Publicly held receptions are fairly new in Russian society. Previously, receptions and buffet style dinners only catered to the diplomats and politicians, but the past two decades saw that change. Now, they’re standard to many social functions and many Russians are still adjusting and attempting to learn how to master these events. Businesses in Russia use receptions as a way of boosting attendance at inauguration ceremonies and product launches, so being able to eat and socialize simultaneously is becoming an essential skill.
Just mastering the art of small talk alone has presented a challenge to many people in Russian society. On top of that, they find they’re expected to juggle a plate of food in one hand and a drink in the other. It’s no wonder that Russians, people who prefer a relaxed meal and meaningful conversation, are having so much trouble acclimating themselves to this new form of socializing.
Even abroad, Russians have been known to add their own brand of style to the traditional western reception. In one instance, an Oxford English professor threw a reception to welcome her international students. As the evening progressed, the professor walked into her kitchen to find the Russian students hunched over her kitchen counter. They were deep in meaningful conversation, presumably having given up on the small talk typical of such gatherings.
The Russian kitchen tradition goes back to the Soviet era when communism was rampant. Dining out wasn’t common, and dining in other parts of the home wasn’t as safe as dining in the kitchen. The Russians felt that the kitchen was the room least likely to be bugged. During a time when everyone was expected to speak unanimously and positively about the Communist regime, being heard speaking one’s own opinion could have easily meant exile to Siberia. Not much was permitted, but the kitchen was made into an unbridled, carefree world to let down your guard.

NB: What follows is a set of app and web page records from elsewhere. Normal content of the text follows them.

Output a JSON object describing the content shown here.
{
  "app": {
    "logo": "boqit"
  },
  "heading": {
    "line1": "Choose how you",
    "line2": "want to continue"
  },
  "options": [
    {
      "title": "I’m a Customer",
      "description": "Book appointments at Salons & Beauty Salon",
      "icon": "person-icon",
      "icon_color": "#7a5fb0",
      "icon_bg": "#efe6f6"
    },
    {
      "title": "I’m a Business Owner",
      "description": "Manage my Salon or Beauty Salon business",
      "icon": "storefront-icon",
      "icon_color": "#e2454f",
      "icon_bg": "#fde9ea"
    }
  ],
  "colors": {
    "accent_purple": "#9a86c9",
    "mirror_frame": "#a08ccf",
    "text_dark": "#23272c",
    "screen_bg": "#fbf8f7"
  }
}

Since the kitchen has a history of safety and unrestricted expression, being invited to dine in the kitchen means you are accepted, and the host regards you as a close friend. During Soviet times, friends would visit, eat whatever was in the refrigerator, and have uncensored, lively conversations. They would freely discuss their opinions in the intimate safe haven called the kitchen. You can picture it as a crowded little hole filled with jolly conversations and heated disputes, singing, laughing, food, smoke and alcohol. The kitchen easily evolved into the living room as a way to preserve sanity.
Today, Russians are more concerned with their careers [The Russian Worker], and their kitchens, although larger in size, ironically are used less often to entertain many friends. Although the societal conditions of the Soviet era may no longer pose a threat to Russian citizens, the kitchen remains a symbol of the times and is regarded as a sacred space.

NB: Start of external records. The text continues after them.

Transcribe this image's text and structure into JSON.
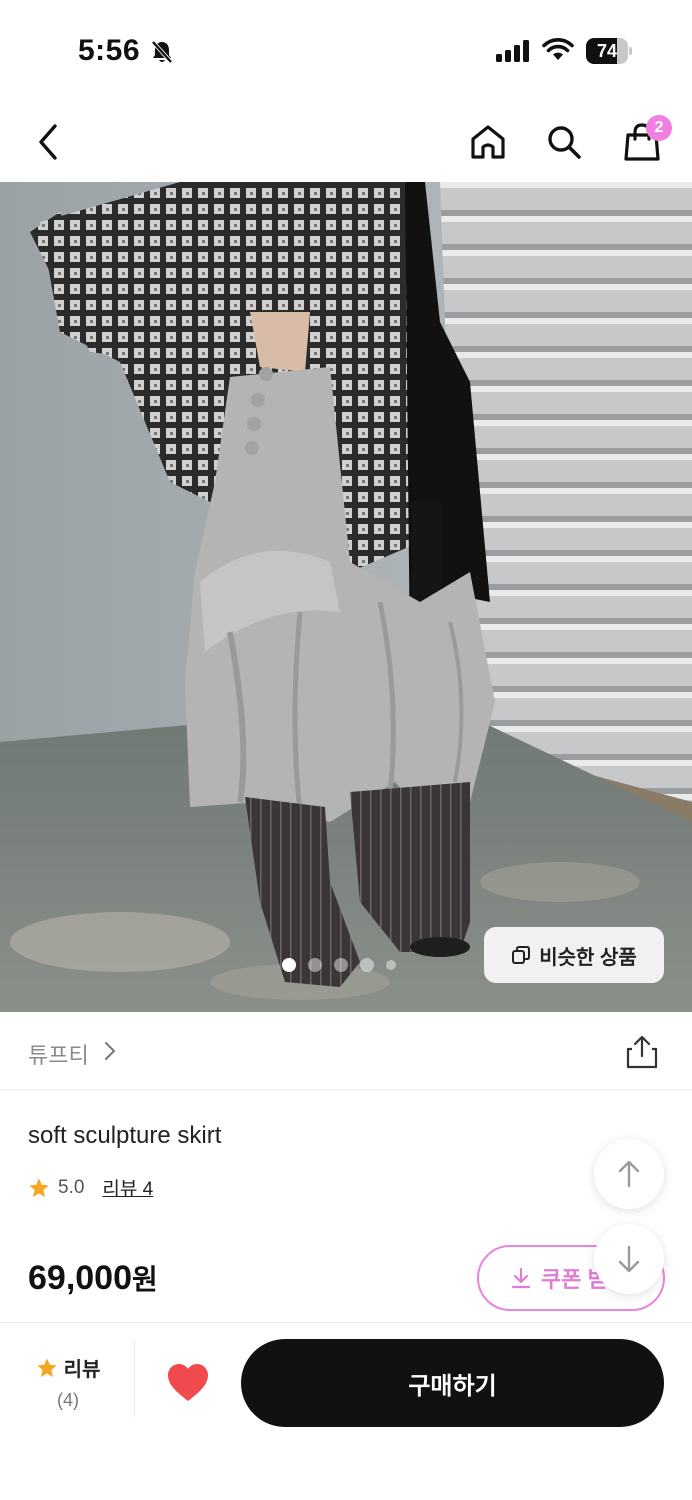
{
  "status_bar": {
    "time": "5:56",
    "battery": "74",
    "battery_level": 0.74
  },
  "nav": {
    "cart_badge": "2"
  },
  "hero": {
    "similar_label": "비슷한 상품",
    "image_count": 5,
    "active_index": 0
  },
  "brand": {
    "name": "튜프티"
  },
  "product": {
    "title": "soft sculpture skirt",
    "rating": "5.0",
    "review_link": "리뷰 4",
    "price": "69,000",
    "price_unit": "원",
    "coupon_label": "쿠폰 받"
  },
  "bottom_bar": {
    "review_label": "리뷰",
    "review_count": "(4)",
    "buy_label": "구매하기"
  },
  "colors": {
    "accent_pink": "#f27ee0",
    "heart_red": "#f04a4f",
    "star_orange": "#f5a623",
    "buy_black": "#111111"
  }
}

Back in the 10th century, the Russian culture was summed up by Kievan prince Vladimir the Great.
“In the ancient Kingdom of Rus, drinking is enjoyment, and we cannot exist without it.”

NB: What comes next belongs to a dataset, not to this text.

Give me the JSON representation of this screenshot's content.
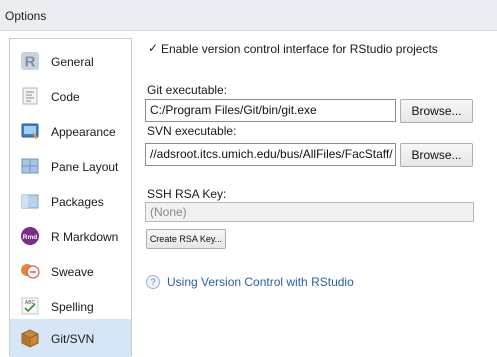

That sentiment still holds true today. “Водка” is the unofficial drink of Russia, constituting 80% of all alcohol consumed in Russia. Still, other spirits are consumed with equal fervor. Guests to the country will also find wines, beer, cognac, and champagne flowing freely throughout the land.
Drinking is as much a part of Russian culture as anything else. It’s not just reserved for special events and blowing off steam, but is a part of daily life. William Pokhlebkin’s treatise on “водка” explores the significant role the beverage has played throughout history. While his book covers the ways vodka has influenced cultural and social changes, Pokhlebkin’s most controversial assertion may be that, drunken responsibly, vodka has a minimal intoxicating effect on the mind.
That theory may be proven invalid by the rather depressing statistics on Russian longevity. On average, Russian men live to just 58 years. Adding to that, 70% of all car accidents in Russia are alcohol related and thousands of Russians are killed every year by drinking improperly distilled vodka.
Yet, drinking remains an integral part of Russian society. In that culture, non-drinkers are eyed with suspicion and mistrust. The only way around this is to feign a medical condition. By telling your Russian counterparts that you’re taking medication or have liver disease, you can avoid drinking and still retain their respect, but it’s very likely that they would continue to insist that you should drink. However, your concerned Russian friends may also inundate you with armchair medical advice.